Hence, the acceptable inward constitution of a minister is found in his stable character. This is a fundamental requirement. When a person is wavering, he cannot be a minister before God, nor can the Church follow him. Some brothers and sisters have this underlying defect in character. They are easily shaken, always changing, ever oscillating. They are not stable and solid before God. Such people cannot serve the Church because they are not able to stand firm, and consequently they will be prevailed upon by the gates of Hades.
Thank God for using Peter as an example in His word. God looks for such a man whose nature is the same as that of the foundation of the Church. The one who ministers must be a solid stone. Thank the Lord for choosing Peter as a sample, thus assuring us who later follow that He is able to transform us into such stability even as He eventually did in Simon Peter.
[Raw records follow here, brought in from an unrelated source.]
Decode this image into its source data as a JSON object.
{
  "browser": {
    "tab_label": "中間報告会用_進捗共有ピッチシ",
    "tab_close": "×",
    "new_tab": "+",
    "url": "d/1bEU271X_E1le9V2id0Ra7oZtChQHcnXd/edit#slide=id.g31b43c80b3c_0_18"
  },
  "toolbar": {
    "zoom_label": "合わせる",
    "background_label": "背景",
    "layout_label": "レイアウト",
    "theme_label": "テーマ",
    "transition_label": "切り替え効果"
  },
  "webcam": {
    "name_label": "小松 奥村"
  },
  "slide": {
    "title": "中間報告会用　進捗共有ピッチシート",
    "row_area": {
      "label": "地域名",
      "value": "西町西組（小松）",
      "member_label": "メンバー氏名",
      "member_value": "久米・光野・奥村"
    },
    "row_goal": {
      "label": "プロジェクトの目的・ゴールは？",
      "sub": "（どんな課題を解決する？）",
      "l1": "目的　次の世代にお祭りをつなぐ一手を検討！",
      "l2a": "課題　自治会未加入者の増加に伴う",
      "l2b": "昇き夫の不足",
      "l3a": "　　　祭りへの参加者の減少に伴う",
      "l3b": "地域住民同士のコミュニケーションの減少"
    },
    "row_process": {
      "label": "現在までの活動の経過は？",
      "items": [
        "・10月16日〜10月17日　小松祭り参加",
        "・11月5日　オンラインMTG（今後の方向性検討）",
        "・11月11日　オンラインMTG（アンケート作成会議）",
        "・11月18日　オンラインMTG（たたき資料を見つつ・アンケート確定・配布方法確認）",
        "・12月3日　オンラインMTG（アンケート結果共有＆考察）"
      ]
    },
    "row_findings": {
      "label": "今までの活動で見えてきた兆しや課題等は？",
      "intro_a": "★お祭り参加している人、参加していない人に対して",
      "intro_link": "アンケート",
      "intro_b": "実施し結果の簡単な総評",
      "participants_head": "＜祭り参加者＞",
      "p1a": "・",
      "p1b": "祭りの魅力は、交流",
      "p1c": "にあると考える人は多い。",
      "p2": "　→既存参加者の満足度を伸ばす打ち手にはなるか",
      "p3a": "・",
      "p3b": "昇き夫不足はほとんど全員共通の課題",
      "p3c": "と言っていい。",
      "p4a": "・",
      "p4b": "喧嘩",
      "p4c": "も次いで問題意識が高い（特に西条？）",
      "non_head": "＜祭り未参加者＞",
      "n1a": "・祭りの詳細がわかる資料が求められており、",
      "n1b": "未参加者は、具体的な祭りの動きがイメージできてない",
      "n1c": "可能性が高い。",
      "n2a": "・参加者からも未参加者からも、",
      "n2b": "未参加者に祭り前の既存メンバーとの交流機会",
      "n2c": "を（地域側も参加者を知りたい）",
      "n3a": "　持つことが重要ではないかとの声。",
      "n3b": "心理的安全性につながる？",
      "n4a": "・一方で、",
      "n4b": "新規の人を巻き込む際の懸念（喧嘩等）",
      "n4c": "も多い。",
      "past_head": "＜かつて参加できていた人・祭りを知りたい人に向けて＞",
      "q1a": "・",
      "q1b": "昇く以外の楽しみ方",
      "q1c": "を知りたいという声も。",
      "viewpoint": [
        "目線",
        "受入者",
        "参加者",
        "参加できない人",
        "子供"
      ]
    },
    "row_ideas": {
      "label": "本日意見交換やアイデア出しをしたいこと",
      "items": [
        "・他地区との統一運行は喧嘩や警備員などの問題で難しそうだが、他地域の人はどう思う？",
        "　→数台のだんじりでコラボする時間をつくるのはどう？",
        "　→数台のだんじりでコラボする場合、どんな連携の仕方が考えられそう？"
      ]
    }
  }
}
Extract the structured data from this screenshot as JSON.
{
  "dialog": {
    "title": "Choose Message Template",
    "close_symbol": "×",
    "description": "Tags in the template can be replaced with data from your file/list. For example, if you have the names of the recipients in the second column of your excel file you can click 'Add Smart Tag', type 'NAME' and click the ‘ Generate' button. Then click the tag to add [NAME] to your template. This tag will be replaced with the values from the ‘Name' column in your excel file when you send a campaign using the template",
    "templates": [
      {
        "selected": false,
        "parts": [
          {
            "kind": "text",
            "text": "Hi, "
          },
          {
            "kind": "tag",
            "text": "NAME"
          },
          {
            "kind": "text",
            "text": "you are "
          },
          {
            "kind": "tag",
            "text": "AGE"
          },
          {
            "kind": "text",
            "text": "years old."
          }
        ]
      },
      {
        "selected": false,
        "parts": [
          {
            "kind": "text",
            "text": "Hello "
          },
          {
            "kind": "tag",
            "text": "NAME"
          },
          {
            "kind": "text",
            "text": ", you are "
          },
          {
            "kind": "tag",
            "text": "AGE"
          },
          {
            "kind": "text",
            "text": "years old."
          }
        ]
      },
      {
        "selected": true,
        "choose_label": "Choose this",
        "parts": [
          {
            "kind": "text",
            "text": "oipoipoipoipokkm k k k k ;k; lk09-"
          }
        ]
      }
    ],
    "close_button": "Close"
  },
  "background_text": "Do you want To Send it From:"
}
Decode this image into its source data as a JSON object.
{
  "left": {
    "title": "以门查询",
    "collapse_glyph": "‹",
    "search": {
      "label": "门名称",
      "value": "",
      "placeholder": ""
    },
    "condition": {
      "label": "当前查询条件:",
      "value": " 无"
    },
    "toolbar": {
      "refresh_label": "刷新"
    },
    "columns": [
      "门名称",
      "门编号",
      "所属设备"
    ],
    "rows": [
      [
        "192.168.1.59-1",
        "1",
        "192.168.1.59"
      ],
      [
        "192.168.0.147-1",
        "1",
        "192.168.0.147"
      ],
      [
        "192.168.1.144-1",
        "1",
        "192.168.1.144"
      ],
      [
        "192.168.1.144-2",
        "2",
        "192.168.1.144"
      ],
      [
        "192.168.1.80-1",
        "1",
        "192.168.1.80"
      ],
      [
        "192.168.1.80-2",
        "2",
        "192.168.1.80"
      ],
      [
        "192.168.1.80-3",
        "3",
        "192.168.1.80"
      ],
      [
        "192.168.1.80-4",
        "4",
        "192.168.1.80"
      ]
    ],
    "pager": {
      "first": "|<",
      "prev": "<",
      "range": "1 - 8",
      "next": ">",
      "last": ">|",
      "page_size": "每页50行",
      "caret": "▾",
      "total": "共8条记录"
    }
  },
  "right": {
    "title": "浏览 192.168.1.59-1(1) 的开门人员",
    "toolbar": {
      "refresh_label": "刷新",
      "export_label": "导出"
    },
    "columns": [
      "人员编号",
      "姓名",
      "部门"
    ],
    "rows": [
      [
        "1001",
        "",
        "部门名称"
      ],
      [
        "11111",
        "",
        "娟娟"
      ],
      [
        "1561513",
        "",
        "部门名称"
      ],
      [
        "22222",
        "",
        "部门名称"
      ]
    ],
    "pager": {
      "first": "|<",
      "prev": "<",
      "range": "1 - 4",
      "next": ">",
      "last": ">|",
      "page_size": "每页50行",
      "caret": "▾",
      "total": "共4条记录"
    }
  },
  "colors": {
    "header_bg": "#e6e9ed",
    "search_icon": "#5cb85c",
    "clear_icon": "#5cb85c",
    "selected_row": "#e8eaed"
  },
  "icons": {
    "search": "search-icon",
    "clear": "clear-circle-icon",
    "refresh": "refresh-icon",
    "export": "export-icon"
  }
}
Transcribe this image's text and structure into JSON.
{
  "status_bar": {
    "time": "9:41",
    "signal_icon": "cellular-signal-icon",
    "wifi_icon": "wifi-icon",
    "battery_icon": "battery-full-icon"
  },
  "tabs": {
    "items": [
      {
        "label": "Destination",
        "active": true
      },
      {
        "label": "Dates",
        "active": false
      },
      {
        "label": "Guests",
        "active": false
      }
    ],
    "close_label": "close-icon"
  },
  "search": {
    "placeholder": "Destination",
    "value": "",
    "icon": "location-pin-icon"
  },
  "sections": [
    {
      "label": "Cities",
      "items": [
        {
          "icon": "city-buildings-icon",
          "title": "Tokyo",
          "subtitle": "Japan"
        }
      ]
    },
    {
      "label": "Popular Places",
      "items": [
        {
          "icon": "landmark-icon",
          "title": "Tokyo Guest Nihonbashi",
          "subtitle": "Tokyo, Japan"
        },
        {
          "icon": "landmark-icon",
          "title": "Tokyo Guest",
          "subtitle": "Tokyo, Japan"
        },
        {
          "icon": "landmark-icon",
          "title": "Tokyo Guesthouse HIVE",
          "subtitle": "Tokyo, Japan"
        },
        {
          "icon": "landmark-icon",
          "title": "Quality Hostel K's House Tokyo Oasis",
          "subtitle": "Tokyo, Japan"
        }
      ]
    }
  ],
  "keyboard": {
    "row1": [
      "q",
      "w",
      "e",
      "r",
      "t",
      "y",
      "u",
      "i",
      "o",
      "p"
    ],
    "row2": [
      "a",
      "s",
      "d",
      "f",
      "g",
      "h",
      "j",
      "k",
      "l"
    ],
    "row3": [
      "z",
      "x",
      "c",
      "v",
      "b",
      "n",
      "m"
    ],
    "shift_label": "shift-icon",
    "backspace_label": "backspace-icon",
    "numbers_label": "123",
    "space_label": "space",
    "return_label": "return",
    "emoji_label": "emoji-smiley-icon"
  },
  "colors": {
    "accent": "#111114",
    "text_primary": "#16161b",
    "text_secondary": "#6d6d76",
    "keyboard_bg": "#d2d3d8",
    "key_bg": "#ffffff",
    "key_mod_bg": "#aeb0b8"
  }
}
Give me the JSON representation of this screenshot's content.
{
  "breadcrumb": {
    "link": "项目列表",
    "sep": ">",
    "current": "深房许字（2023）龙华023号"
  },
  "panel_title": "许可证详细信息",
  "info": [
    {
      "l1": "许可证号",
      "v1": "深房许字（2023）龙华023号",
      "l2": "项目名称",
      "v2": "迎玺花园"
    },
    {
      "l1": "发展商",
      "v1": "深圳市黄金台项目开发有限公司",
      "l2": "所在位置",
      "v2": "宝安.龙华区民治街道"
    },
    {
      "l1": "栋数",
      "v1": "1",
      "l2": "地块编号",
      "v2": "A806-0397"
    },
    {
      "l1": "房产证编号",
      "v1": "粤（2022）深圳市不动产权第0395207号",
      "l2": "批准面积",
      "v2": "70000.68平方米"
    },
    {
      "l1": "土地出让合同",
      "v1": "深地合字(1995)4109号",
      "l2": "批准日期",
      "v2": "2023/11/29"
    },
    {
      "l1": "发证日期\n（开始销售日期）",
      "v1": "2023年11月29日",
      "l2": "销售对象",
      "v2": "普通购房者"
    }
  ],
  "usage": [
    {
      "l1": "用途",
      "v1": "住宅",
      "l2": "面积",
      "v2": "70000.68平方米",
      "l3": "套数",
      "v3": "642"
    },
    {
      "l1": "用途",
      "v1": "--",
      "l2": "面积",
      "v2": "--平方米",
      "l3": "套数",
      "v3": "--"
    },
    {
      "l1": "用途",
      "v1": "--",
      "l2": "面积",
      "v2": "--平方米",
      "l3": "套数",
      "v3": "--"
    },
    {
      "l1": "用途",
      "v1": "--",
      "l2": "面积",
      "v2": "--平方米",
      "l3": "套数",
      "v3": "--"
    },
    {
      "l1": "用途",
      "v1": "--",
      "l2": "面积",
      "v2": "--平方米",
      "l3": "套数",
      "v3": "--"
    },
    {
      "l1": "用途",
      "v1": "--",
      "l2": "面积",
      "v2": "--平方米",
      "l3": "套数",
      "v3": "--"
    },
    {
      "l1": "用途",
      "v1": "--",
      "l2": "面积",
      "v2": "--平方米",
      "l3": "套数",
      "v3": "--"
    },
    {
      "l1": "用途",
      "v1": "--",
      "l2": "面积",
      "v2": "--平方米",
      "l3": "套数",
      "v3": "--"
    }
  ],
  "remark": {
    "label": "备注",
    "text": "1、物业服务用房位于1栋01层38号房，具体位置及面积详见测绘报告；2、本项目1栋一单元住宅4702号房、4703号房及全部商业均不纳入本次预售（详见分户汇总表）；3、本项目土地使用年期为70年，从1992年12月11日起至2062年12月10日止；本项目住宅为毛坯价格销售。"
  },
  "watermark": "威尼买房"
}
This man here is indeed called Peter, yet he does not look like a Peter. His name is truly “a stone,” but his personality is like flowing water that constantly shifts its course: sometimes he is resolute, at other times he is vacillating; sometimes he is strong, at other times he is weak. The Lord puts him before us in order to teach us that before anyone is dealt with by God, his temperament is rather irresolute. Before he becomes a stone he cannot use the keys, neither is he of any special use before God. Not until his weak disposition is dealt with by the Lord can he be used by God.
We thank the Lord that human character may be changed. It is not something unchangeable. Like Peter, a vacillating person can be transformed into a stable person. Under the burning light of the Lord, your tongue can be so purified that though you were by nature talkative you now become a man of few words. Under the reproach of the Lord, the laziness of the slothful dies out. When the Lord cursed the fig tree, it withered from the root. For where the Lord’s reproach and curse is, there is withering and death. If you have not met the Lord deeply, you may be able to live on in a happy-go-lucky manner. But once you have truly met Him, your flippant nature is shriveled up. By the touch of the Lord’s light, whether it comes by listening to the preaching of God’s word or through the open reproach of a brother, you are undone. At the reproach of the Lord, you come to your end.
What we are therefore saying here concerns the formation of character or, more accurately said, the reconstruction in character. Many have a weak disposition, one which is inattentive, cold or lazy, but when they are met by the Lord, they shrink under God’s enlightenment. How gracious the Lord is in selecting Peter; else all the weak and wavering among us will consider themselves to be hopeless. Our Lord chooses a man, names him Peter, transforms him to be a stone, then puts the keys of the kingdom of heaven into his hand and brings him to the Church.